INFORMATION SUPPLIED —
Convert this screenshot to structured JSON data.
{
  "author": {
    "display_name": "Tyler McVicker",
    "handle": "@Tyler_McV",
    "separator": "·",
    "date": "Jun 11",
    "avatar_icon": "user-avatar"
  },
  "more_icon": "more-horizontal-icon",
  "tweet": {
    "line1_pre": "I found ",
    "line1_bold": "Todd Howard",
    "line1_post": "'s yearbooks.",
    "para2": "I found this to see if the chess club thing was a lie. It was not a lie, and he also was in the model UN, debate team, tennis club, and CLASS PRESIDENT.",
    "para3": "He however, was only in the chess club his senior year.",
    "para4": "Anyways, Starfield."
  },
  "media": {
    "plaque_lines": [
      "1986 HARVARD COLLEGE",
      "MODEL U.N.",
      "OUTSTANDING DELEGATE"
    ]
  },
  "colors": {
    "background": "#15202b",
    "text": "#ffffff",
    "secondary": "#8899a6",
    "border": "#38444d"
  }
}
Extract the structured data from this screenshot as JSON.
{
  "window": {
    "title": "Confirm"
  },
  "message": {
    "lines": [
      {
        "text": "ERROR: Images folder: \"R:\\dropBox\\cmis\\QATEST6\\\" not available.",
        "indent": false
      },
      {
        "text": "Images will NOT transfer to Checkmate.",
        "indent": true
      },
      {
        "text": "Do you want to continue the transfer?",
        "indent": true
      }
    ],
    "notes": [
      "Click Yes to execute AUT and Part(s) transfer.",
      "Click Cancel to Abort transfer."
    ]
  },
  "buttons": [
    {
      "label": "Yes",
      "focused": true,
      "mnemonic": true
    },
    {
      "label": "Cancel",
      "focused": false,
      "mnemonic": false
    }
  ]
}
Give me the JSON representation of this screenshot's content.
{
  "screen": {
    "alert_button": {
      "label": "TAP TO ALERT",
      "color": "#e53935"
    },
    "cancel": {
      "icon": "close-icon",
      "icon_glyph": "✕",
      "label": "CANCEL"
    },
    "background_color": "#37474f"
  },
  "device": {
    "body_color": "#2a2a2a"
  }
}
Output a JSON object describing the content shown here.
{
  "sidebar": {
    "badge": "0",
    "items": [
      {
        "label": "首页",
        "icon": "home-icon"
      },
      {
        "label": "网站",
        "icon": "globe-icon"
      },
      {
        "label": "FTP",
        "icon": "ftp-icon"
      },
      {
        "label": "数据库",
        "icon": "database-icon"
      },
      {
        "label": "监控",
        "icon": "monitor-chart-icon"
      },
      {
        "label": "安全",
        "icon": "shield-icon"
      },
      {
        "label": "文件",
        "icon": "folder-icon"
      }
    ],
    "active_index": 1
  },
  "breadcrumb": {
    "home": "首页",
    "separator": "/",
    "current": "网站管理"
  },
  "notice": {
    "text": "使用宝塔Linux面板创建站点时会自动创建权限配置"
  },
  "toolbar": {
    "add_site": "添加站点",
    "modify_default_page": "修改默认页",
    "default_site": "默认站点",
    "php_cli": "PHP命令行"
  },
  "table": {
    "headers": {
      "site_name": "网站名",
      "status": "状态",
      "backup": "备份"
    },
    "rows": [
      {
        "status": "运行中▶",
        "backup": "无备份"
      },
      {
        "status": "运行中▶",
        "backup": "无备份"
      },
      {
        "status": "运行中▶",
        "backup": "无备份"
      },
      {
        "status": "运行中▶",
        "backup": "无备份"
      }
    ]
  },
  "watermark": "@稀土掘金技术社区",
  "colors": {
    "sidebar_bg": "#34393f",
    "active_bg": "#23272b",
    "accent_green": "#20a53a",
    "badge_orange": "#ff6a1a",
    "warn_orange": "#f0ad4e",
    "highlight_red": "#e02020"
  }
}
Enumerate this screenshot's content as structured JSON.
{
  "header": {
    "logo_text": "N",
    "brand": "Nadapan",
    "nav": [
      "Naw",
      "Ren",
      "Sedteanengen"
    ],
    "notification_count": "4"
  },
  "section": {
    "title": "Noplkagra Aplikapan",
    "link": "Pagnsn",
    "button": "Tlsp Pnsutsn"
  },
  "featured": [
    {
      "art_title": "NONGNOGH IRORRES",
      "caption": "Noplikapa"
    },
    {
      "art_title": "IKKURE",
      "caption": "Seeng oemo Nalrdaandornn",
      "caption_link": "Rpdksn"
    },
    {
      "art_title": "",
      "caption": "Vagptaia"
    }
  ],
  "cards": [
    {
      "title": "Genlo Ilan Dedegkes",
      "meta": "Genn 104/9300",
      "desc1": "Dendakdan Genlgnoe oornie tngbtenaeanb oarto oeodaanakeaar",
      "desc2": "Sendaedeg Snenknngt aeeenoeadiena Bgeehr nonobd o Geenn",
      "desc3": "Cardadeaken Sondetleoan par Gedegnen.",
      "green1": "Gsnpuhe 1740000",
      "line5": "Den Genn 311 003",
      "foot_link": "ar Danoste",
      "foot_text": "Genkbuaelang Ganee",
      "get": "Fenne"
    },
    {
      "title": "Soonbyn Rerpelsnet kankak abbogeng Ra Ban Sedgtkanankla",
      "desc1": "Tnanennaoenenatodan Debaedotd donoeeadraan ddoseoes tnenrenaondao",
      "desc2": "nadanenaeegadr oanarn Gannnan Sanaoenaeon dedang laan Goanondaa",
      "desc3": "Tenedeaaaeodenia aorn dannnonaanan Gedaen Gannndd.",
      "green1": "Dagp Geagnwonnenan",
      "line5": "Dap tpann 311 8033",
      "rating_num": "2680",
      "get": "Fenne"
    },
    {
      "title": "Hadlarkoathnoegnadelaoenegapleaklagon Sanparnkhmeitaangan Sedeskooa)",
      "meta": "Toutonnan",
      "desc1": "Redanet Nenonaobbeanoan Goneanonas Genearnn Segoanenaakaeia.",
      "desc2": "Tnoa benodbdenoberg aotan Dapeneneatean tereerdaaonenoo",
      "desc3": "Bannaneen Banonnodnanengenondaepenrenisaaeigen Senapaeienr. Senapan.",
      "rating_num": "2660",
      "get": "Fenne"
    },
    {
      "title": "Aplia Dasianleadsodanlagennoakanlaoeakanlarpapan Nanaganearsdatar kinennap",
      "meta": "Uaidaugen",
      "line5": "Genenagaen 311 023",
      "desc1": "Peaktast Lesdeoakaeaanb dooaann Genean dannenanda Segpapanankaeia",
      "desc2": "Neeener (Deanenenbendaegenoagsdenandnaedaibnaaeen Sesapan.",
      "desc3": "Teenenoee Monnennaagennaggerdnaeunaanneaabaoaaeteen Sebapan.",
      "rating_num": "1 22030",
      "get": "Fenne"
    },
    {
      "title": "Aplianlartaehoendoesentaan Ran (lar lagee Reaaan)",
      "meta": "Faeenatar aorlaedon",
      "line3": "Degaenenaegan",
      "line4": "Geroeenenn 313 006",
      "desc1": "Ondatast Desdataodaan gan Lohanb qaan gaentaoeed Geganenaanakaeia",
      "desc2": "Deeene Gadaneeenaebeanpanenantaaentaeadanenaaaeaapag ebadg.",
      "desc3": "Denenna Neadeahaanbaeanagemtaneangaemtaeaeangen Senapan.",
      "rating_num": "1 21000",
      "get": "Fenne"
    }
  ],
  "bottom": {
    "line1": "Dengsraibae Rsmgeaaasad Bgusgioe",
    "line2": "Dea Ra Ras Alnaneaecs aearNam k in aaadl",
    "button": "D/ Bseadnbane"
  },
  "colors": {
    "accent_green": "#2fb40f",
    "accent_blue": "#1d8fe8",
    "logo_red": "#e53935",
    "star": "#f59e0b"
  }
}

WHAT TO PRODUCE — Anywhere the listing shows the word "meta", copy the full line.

RESPONSE —
      "meta": "Genn 104/9300",
      "meta": "Toutonnan",
      "meta": "Uaidaugen",
      "meta": "Faeenatar aorlaedon",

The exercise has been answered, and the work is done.